This project will pump significant hydropower into Maine and New England. When this amount of renewable energy is brought into the grid, the effects are obvious — bills go down for Maine ratepayers. It’s the basic law of supply of demand. The more options we have as far as choosing how we power our homes, the better. But the part of this project that makes it so appealing is that Mainers don’t have to pay a single cent of it. Not a penny. Massachusetts is footing the entire bill. How can we pass up a chance like this?

But the economic benefits don’t stop there. There is also a significant amount of property tax revenue that will help towns along the corridor of the project. This revenue will be used to fund other projects towns have been efforting for years. They simply don’t have the money to get them done now. NECEC will allow them to spend this added revenue however they see fit.

I strongly encourage all Mainers to get behind NECEC. It will ensure clean energy in our state and invest in our economy for years to come.

Rep. Tim Theriault

CMP’s powerline would help climate

Read Letter to the Editor here.

With devastating wildfires in California, an ever-evolving climate, and unstable oil costs, Central Maine Power’s New England Clean Energy Connect is something we should all be embracing as one of many solutions to a much larger problem.

CMP has done painstaking research to pinpoint a route for this plan that will ensure minimal to no impact to our environment. The route from Quebec to Lewiston will go through two main areas. The first is an existing corridor that CMP already owns. The second is forests that have been already harvested and used by our state’s lumber industry. Virtually no untouched land will be affected by NECEC. CMP has now also agreed to go underground instead of over the Kennebec Gorge. That means our pristine views of our state and communities will continue to shine through.

Our time for embracing alternate energy is running out. According to a recent report from the United Nation’s Intergovernmental Panel on Climate Change, we have only a dozen years to address this problem before things get even more out of hand. If Massachusetts and the rest of New England are using less oil and more hydropower, that will translate into healthier air for all of us to breathe and add greater relief to our wallets at the same time.

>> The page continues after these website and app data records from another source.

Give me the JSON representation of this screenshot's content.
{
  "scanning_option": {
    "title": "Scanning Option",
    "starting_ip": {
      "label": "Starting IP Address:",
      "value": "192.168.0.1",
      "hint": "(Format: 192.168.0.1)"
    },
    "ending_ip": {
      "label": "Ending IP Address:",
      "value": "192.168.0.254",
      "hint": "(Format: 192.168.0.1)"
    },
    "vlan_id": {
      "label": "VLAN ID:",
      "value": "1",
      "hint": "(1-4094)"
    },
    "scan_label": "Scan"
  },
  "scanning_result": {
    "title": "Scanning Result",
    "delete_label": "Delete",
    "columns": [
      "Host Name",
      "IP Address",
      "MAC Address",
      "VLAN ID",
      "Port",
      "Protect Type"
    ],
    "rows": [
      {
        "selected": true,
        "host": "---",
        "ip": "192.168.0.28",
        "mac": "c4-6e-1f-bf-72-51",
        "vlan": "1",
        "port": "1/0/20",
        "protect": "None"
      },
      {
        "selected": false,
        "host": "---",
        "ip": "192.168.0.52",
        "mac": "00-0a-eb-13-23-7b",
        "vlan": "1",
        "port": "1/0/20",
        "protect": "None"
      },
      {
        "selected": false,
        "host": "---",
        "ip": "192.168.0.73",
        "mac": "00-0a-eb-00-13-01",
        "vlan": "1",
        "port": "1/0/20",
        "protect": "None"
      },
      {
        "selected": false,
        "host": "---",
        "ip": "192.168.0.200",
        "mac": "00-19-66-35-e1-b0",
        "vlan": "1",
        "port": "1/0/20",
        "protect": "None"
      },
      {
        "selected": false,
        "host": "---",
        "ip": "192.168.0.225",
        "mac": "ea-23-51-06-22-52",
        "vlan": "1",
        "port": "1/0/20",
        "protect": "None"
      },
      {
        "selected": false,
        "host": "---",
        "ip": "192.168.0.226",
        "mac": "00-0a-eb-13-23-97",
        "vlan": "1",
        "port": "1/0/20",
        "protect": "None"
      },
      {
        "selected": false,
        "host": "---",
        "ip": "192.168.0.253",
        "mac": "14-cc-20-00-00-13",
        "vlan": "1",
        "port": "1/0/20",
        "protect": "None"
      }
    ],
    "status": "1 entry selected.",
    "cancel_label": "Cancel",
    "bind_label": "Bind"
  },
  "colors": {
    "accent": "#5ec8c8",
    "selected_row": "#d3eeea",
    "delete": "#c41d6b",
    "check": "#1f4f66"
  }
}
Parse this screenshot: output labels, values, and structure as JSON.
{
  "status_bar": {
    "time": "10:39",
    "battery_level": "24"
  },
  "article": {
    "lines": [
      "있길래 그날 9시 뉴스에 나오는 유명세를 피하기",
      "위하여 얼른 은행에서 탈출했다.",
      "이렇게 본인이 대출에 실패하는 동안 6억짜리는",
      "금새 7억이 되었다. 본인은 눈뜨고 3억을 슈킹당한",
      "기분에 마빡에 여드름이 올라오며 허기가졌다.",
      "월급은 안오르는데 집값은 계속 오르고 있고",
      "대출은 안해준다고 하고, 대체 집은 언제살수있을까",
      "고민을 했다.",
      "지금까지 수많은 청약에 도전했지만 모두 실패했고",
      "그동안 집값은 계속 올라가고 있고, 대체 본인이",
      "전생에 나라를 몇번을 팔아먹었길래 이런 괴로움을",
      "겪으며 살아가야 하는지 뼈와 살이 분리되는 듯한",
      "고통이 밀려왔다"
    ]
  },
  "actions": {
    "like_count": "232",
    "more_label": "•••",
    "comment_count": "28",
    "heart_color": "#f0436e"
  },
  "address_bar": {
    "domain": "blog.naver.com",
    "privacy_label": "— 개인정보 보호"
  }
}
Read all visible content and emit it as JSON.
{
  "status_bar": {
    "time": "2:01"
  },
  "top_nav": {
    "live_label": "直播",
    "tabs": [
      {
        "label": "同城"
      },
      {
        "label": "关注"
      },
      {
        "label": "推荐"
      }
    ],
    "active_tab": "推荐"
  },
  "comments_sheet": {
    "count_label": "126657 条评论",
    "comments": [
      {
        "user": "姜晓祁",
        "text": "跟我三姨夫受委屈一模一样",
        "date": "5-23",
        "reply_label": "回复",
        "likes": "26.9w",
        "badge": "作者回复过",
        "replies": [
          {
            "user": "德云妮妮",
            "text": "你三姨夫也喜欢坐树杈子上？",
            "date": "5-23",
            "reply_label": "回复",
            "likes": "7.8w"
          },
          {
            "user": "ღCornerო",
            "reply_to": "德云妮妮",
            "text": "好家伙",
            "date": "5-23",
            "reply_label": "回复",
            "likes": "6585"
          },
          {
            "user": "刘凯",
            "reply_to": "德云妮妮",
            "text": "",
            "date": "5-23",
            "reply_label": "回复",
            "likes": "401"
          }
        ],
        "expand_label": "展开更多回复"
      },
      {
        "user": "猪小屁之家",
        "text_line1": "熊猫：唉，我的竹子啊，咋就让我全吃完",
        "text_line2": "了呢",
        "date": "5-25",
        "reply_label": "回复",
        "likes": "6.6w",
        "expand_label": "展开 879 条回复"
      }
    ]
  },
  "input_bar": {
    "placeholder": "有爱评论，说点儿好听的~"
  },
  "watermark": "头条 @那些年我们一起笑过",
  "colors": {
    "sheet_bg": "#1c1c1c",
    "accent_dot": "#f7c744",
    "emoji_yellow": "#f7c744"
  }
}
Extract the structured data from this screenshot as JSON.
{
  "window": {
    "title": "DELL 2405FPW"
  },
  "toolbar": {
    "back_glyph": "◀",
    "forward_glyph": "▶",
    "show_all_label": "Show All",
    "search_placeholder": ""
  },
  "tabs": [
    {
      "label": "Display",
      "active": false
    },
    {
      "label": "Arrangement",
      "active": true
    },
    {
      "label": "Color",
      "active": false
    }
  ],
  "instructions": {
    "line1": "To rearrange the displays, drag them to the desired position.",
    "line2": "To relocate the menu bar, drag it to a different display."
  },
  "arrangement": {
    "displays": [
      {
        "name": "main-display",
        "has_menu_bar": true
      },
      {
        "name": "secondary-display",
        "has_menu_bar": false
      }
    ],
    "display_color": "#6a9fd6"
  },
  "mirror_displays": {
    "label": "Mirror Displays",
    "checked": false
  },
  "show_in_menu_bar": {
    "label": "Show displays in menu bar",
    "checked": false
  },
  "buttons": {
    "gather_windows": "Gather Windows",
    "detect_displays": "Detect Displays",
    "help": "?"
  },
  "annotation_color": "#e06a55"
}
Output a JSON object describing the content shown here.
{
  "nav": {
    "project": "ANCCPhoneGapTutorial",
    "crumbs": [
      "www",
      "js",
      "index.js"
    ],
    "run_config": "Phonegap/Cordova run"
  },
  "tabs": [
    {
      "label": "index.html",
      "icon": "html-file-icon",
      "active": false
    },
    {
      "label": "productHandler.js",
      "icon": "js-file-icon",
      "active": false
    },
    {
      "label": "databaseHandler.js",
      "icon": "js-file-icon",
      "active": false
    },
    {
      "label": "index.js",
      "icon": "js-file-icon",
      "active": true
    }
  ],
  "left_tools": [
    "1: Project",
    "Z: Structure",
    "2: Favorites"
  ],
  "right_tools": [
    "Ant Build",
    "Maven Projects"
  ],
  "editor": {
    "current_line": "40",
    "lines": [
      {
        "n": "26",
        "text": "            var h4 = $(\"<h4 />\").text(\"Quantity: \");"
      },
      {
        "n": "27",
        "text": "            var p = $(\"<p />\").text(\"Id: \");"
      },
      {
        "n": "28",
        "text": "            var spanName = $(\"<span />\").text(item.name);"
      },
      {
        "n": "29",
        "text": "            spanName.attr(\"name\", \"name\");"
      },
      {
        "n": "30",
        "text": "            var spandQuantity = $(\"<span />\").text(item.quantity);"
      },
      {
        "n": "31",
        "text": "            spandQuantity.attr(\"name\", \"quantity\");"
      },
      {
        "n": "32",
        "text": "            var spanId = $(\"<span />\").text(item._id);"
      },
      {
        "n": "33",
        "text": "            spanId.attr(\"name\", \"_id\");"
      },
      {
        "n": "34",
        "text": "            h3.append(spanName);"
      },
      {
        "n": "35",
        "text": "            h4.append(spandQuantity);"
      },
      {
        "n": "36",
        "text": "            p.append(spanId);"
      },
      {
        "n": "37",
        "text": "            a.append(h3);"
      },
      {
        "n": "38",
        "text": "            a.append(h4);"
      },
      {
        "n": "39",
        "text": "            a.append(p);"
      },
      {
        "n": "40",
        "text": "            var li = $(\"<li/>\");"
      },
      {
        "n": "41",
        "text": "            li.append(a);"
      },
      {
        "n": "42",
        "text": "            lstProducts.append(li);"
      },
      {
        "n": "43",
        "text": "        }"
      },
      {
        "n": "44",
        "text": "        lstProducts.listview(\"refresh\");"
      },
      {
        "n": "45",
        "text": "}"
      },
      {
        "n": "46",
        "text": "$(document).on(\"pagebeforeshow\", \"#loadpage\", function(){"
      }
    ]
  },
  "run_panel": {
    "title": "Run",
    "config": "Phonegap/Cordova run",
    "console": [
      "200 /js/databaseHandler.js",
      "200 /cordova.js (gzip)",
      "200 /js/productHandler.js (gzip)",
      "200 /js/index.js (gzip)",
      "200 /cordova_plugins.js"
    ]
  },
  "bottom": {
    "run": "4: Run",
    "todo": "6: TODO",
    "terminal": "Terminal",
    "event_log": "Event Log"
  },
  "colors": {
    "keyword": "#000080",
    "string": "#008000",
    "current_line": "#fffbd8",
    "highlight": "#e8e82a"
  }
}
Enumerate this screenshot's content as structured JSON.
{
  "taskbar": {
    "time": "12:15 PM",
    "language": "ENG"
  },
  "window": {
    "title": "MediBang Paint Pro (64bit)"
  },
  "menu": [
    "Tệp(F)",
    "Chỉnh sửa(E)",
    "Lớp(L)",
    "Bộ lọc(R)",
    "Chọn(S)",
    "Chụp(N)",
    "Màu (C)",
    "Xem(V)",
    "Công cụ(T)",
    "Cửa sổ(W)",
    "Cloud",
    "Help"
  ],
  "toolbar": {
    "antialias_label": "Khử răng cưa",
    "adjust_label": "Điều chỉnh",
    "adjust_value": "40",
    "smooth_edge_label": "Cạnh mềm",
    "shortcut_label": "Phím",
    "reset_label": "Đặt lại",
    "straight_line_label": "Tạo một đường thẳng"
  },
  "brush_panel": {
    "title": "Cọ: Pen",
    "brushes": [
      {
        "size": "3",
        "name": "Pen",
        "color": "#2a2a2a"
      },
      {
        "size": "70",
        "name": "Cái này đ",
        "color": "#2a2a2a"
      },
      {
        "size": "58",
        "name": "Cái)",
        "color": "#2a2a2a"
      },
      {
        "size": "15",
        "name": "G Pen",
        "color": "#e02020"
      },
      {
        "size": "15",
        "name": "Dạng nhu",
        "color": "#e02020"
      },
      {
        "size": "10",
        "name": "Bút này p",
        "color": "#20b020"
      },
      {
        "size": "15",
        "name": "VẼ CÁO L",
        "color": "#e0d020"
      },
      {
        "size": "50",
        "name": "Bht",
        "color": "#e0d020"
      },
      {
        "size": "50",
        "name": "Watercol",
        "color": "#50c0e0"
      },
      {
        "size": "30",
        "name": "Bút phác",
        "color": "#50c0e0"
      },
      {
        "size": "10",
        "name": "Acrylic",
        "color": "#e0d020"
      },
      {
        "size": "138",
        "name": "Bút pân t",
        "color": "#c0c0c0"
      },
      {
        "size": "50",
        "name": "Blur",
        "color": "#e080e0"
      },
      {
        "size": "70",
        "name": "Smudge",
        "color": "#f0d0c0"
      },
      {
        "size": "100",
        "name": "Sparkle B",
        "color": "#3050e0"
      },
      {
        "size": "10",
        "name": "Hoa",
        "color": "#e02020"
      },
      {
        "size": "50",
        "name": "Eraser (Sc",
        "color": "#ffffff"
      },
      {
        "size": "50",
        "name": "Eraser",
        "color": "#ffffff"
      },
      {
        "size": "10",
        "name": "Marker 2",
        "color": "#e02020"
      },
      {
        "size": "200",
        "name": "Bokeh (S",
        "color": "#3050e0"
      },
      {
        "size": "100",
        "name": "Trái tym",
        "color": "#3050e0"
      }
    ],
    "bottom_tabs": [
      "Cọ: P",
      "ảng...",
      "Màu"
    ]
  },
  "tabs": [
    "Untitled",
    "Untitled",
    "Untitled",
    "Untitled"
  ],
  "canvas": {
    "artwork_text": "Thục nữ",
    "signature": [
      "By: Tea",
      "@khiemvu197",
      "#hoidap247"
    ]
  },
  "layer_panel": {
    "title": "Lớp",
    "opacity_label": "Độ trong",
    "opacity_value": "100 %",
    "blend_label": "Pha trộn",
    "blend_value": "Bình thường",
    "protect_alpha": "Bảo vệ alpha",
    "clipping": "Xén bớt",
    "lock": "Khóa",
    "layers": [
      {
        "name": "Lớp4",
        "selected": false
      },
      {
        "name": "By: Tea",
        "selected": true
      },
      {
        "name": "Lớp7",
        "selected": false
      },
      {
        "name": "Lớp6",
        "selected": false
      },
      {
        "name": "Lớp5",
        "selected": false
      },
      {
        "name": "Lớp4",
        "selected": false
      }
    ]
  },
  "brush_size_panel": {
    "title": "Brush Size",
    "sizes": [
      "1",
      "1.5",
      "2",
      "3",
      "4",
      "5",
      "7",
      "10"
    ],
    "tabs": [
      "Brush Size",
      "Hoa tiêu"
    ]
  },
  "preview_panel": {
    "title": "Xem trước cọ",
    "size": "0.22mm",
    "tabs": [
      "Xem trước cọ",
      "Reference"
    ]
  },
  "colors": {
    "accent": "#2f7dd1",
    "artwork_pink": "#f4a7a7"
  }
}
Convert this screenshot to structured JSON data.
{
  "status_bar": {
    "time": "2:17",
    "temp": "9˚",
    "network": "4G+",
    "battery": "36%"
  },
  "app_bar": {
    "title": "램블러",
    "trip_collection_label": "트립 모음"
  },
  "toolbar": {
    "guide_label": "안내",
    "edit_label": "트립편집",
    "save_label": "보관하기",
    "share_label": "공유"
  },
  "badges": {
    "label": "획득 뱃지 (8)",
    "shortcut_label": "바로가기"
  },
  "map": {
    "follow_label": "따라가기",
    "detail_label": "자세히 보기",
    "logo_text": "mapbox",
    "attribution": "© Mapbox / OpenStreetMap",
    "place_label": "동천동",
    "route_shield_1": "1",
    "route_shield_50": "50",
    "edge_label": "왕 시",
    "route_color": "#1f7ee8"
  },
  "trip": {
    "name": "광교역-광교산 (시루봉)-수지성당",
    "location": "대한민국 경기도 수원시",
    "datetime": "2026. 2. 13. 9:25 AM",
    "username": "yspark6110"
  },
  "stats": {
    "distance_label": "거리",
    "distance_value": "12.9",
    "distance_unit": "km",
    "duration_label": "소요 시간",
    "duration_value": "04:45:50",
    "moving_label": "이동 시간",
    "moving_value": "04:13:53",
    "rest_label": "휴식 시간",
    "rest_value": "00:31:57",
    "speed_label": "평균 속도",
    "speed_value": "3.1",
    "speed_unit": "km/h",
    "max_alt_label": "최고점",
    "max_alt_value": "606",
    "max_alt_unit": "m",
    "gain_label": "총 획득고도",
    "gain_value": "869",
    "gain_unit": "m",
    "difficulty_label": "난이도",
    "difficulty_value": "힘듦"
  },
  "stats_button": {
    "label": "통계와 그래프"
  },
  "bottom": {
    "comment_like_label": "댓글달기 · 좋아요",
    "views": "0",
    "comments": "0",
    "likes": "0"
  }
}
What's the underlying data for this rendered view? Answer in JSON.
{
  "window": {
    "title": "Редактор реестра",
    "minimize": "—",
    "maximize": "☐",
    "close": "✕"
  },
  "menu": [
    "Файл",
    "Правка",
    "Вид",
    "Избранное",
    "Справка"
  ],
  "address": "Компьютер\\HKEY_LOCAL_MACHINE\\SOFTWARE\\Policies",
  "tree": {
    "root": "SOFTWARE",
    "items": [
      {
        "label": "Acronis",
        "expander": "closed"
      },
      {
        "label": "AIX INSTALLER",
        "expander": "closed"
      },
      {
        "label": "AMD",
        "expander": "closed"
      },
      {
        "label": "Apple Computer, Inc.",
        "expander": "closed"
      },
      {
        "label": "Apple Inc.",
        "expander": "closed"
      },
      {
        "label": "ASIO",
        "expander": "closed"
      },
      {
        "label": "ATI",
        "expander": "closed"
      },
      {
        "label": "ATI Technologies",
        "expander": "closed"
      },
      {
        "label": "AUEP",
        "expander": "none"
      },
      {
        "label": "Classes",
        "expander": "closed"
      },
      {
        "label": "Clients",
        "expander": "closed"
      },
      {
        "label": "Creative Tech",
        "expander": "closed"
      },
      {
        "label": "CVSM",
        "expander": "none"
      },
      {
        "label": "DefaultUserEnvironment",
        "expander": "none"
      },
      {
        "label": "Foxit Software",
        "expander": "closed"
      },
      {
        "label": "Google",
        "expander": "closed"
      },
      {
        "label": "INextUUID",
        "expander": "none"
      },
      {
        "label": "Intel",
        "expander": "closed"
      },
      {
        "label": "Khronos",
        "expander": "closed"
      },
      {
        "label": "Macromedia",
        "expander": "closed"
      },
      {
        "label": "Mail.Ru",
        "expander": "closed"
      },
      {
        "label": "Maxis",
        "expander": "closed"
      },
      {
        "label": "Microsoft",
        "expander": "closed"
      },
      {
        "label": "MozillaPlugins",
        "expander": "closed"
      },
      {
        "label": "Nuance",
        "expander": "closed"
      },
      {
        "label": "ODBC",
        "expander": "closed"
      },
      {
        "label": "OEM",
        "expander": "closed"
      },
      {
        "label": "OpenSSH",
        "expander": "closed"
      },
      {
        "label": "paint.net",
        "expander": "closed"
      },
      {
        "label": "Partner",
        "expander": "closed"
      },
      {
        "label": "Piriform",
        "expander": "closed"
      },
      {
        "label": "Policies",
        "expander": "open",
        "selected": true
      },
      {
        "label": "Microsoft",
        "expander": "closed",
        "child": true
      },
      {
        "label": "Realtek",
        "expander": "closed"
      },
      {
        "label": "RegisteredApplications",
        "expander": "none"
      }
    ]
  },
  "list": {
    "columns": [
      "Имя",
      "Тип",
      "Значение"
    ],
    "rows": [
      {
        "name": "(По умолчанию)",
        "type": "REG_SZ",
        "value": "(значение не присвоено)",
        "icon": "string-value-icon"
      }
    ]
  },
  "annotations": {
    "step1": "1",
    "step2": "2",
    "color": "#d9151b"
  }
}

It’s time we stop looking back at how we have traditionally addressed our energy needs and start moving forward to more progressive and innovative methods. CMP’s Clean Energy Connect will provide badly needed clean energy to Maine and New England, providing both a healthier source for energy, as well as more savings for our pocketbooks.

Michael Hall


NECEC will lower electric costs

Read Letter to the Editor here.

The New England Clean Energy Connect (NECEC) will lower whole sale electric costs $40 million a year for 20 years. Do the math, that is a lot of savings, which is why the companies selling electricity into the wholesale market are fighting the project.

Retirees like myself pay close attention to electric costs. Maine has the oldest population in the United States, so this matters to a lot of people. We retirees also have grandchildren, many of whom like mine have had to move out of state for good jobs and want to return. Mbaine’s economy stands to benefit from new jobs the NECEC will deliver-3500 in the peak year-as well as cleaner air, but we shouldn’t overlook savings. Lower energy costs will really help Maine.

Walter Anderson
North Yarmouth, ME